Snow White with the Red Hair Graphic Novel Volume 4 cover image
Rated “T” for “Teen”
Tanbarun Kingdom, that is where a girl with beautiful hair that is as red as apples is born. When she grows into young womanhood, Shirayuki's red hair earns her the unwanted attention of Prince Raj of Tanbarun. Prince Zen Wisteria, the second prince of the neighboring Clarines Kingdom, rescues Shirayuki and brings her to Wistal, Clarines' capital. Zen moves her into Wistal Palace, where Shirayuki hones her skills as an herbalist, and thus, a love story begins.
As Snow White with the Red Hair, Vol. 4 (Chapters 13 to 17) opens, Shirayuki is held prisoner in a tower on Kokoku, an island in Clarines. The conniving Viscount Brecker is trying to stop her from assisting an island girl, Kihal, and her bird, Popo, from becoming a benefit to the kingdom. But can anyone really stop a plucky girl like Shirayuki?
This all leads to Prince Zen doing something lovely and shockingly romantic, so how will Shirayuki handle it? Also, the story travels back six years to when then 13-year-old Prince Zen first met his aide, then 17-year-old Mitsuhide Louen. Zen sees Mitsuhide as nothing more than a spy sent by his older brother, Prince Izana, but maybe Zen really needs an aide.
[This volume includes bonus manga pages.]
THE LOWDOWN: I missed the first volume of the Snow White with the Red Hair manga, but my VIZ Media representative sent me the second volume (as well as subsequent volumes). I did not have a difficult time figuring out the story dynamics of the series because of missing the first volume.
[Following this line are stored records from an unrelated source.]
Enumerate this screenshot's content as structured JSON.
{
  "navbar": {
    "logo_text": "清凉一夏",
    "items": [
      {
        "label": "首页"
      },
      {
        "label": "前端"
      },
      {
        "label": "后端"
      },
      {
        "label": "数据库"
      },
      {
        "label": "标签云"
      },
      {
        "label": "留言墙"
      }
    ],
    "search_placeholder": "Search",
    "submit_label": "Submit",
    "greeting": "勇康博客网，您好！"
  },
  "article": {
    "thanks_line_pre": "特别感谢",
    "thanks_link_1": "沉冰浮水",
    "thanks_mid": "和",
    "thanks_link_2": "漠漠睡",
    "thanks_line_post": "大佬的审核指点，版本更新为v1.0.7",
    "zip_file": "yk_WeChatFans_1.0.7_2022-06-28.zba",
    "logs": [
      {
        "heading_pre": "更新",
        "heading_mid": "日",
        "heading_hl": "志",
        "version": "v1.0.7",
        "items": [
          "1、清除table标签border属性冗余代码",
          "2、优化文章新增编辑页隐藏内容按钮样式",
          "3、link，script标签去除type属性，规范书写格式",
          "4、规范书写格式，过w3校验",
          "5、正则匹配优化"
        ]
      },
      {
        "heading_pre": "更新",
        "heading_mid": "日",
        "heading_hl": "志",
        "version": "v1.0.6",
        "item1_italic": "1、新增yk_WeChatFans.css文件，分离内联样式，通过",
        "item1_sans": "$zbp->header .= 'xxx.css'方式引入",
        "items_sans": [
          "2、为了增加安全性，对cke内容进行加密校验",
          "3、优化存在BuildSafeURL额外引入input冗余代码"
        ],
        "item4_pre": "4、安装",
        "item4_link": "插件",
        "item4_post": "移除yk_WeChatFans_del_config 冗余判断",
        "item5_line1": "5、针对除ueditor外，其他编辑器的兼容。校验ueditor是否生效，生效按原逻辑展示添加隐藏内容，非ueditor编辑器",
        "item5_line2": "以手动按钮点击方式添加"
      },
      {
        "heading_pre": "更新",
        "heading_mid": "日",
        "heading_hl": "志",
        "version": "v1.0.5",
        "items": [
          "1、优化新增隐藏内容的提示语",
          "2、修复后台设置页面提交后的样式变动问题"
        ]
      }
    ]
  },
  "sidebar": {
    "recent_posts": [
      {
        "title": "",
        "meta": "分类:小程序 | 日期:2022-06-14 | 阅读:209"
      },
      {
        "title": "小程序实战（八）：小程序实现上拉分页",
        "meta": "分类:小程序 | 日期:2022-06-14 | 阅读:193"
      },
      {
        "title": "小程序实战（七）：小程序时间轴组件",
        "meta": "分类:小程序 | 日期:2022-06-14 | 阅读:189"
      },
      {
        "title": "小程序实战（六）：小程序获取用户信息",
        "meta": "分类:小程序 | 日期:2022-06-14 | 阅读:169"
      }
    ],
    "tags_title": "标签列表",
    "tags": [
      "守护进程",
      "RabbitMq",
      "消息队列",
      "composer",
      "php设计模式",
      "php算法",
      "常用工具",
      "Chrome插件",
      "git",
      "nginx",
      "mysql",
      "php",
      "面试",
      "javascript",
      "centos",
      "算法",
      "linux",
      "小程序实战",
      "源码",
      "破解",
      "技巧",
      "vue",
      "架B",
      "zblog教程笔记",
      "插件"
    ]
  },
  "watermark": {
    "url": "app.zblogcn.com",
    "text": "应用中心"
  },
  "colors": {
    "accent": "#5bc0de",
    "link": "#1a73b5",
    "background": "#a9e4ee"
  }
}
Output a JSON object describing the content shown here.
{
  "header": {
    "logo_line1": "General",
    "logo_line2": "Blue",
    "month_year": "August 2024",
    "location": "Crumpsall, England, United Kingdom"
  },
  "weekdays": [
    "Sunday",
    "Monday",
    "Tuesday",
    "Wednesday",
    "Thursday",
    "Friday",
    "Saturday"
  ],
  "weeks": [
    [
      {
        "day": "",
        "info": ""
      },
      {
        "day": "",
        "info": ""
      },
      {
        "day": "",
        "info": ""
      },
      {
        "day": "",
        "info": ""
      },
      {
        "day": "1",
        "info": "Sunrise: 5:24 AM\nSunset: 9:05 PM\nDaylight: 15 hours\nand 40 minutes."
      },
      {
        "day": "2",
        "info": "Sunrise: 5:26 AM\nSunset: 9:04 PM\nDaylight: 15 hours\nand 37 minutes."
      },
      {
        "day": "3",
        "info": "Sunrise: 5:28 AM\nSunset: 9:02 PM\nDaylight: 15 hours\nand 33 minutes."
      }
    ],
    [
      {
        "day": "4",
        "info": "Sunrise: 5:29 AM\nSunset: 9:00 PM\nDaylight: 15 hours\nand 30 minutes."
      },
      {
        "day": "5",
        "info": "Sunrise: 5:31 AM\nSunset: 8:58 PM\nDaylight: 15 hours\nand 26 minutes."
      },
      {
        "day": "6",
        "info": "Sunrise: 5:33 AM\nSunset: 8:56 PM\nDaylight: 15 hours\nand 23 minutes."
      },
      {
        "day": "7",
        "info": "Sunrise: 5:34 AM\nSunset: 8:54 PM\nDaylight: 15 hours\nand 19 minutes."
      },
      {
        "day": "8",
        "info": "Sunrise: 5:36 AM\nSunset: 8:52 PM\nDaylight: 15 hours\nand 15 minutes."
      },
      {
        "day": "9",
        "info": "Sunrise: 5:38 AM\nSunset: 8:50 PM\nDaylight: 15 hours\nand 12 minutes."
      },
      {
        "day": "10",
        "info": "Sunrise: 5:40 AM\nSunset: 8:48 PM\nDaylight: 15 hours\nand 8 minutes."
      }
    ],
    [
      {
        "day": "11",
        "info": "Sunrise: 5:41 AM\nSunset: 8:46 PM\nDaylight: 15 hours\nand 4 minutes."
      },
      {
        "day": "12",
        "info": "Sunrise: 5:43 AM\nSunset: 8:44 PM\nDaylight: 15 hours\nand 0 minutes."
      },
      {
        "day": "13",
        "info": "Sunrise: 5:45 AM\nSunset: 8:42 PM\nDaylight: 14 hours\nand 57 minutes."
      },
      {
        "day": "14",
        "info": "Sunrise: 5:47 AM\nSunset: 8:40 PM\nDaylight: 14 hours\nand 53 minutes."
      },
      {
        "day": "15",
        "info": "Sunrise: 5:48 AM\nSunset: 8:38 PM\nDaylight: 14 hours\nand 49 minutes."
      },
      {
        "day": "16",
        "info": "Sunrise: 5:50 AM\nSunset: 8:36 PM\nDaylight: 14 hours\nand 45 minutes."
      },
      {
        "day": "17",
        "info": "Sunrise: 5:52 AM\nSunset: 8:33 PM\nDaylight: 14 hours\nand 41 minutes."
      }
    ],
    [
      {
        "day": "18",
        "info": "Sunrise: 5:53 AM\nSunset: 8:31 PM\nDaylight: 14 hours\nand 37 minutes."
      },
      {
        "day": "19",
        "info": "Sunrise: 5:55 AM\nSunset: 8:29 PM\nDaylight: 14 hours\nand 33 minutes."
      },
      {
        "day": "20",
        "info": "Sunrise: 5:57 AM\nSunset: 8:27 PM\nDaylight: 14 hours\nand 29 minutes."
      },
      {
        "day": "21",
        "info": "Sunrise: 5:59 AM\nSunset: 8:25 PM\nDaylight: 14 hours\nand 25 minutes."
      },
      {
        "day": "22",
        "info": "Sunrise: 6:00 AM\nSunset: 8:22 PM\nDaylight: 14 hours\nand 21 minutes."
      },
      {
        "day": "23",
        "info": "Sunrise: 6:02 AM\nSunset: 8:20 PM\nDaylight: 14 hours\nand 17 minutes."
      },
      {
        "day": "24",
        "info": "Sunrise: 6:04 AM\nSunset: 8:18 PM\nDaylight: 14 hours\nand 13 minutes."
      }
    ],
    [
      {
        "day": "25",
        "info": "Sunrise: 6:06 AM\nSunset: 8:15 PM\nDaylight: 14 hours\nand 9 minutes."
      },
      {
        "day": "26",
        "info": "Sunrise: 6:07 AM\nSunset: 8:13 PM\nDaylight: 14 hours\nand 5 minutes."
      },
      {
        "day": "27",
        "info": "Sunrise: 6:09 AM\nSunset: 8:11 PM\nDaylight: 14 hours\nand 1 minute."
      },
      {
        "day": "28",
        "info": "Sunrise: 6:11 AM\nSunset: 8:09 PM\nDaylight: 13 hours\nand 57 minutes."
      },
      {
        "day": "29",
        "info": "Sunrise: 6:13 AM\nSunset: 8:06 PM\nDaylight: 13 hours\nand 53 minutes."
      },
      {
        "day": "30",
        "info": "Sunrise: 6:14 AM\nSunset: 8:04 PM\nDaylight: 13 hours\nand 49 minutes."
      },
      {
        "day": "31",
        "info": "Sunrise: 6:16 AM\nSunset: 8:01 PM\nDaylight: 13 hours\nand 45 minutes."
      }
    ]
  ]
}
Snow White with the Red Hair Graphic Novel Volume 4 offers two nice surprises. First, the wrap up of the Kokoku Island story ended up being overshadowed by a romantic declaration and a kiss. This development seems to have changed the direction of the series; now, there is the potential for all kinds of romance-related melodrama. The second surprise was the flashback, which turned out to be important because creator Sorata Akiduki gives us insight into Zen and Mitsuhide's personalities, as well as into their relationship.
Caleb Cook's translation makes Akiduki's gently unfolding narrative an engaging read. Brandon Bovia's lettering adds that medievalist touch that the story and the graphics need. Yes, dear readers, it is obvious that Snow White with the Red Hair is growing on me.
I READS YOU RECOMMENDS: Fans of fantasy-themed shojo will want to try the Shojo Beat title, Snow White with the Red Hair.